Fujifilm Sues Eastman Kodak for Patent Infringement

Fujifilm vs Eastman Kodak

Two longtime stalwarts of the film photography industry, Fujifilm and Eastman Kodak, are poised to battle it out in the courts as Fujifilm Corporation filed a patent infringement lawsuit against Eastman Kodak Company in the United States District Court for the District of New Jersey.

“Fujifilm has asserted four patents (U.S. Patent Nos. 10,427,443, 10,525,696, 10,875,346, and 11,294,279) pertaining to various aspects of processless lithographic printing plate technologies, including method and apparatus claims,” Fujifilm explains in a press release issued this week.

Fujifilm is seeking “remedies,” including compensatory damages and injunctive relief related to Eastman Kodak’s “unauthorized commercial manufacture, use, offer to sell, or sale within the United States, and/or importation of its processless lithographic printing plate products that infringe the four asserted patents.” Fujifilm specifically notes Kodak products sold under the name “Sonora X” and the brand umbrella name “Sonora Xtra.”

The Sonora X and Xtra products are used to print the likes of magazines, as shown in the Eastman Kodak video below.
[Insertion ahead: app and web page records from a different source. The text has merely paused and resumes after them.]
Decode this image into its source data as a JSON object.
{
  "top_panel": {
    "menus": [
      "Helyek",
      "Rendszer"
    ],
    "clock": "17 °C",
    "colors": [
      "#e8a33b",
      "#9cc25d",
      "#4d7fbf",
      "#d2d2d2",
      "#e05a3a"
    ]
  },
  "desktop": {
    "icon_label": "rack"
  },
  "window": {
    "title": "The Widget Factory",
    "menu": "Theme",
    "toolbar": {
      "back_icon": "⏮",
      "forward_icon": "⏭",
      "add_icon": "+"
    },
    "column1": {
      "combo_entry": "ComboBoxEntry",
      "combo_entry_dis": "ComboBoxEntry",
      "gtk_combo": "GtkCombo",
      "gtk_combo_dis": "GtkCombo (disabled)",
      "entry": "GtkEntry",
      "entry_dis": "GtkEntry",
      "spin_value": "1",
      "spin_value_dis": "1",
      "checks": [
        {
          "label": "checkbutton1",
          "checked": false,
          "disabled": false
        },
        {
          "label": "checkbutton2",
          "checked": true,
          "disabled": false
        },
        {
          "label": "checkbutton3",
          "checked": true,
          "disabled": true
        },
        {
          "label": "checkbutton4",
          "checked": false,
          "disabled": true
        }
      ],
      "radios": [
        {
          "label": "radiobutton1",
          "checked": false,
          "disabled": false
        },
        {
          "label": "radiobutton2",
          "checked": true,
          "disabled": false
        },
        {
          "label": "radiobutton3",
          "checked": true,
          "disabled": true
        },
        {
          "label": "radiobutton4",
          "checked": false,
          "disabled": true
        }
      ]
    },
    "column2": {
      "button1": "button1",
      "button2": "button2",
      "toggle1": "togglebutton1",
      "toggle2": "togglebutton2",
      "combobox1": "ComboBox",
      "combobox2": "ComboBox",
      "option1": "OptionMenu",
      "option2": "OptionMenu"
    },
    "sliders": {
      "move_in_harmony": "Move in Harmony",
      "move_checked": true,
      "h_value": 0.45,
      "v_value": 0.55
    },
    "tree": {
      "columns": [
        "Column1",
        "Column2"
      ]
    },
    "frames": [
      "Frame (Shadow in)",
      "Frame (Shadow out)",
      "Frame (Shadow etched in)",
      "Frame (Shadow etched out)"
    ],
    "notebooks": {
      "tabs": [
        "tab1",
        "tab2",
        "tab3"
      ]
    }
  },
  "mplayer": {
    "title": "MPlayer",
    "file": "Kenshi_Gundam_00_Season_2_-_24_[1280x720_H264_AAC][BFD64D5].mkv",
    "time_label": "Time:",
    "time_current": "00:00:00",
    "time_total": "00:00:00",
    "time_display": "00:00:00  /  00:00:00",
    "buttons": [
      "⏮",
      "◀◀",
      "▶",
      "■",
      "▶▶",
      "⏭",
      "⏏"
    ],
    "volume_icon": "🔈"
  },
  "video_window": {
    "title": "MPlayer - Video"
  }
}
“Fujifilm is committed to protecting its significant research and development investments, and in bringing innovative printing plate technologies to customers around the world,” says Toyoyuki “Tommy” Katagiri, division president, Fujifilm North America Corporation, Graphic Communication Division. “We will enforce and protect our innovation and intellectual property rights in the United States and around the world when we believe others infringe unfairly.”

In separate but related situations, Fujifilm Corporation sued Eastman Kodak’s European subsidiaries, Kodak GmbH, Kodak Graphic Communications GmbH, and Kodak Holding GmbH in October and December 2023 for the alleged infringement of the European counterparts to Fujifilm’s American patents.

“We will continue to protect our intellectual property in processless lithographic printing plates, to the benefit of our customers, including small, family-owned printing businesses, as well as medium- and large-sized printing businesses,” adds Katagiri.

Fujifilm’s relevant products include the Superia ZX Plates, which Fujifilm describes as its “latest innovation,” and promises improved durability, visibility, scratch resistance, and production efficiency.

From a high-level perspective, the impending legal battle is a bit of inside baseball. Still, it shows that while photographers know mostly about Fujifilm’s cameras and lenses and Kodak’s film stocks, both companies have their hands in a diverse range of products and technologies. Like Nikon makes a significant amount of money from medical imaging technology, Fujifilm and Eastman Kodak care a lot about products photographers will never see, let alone use.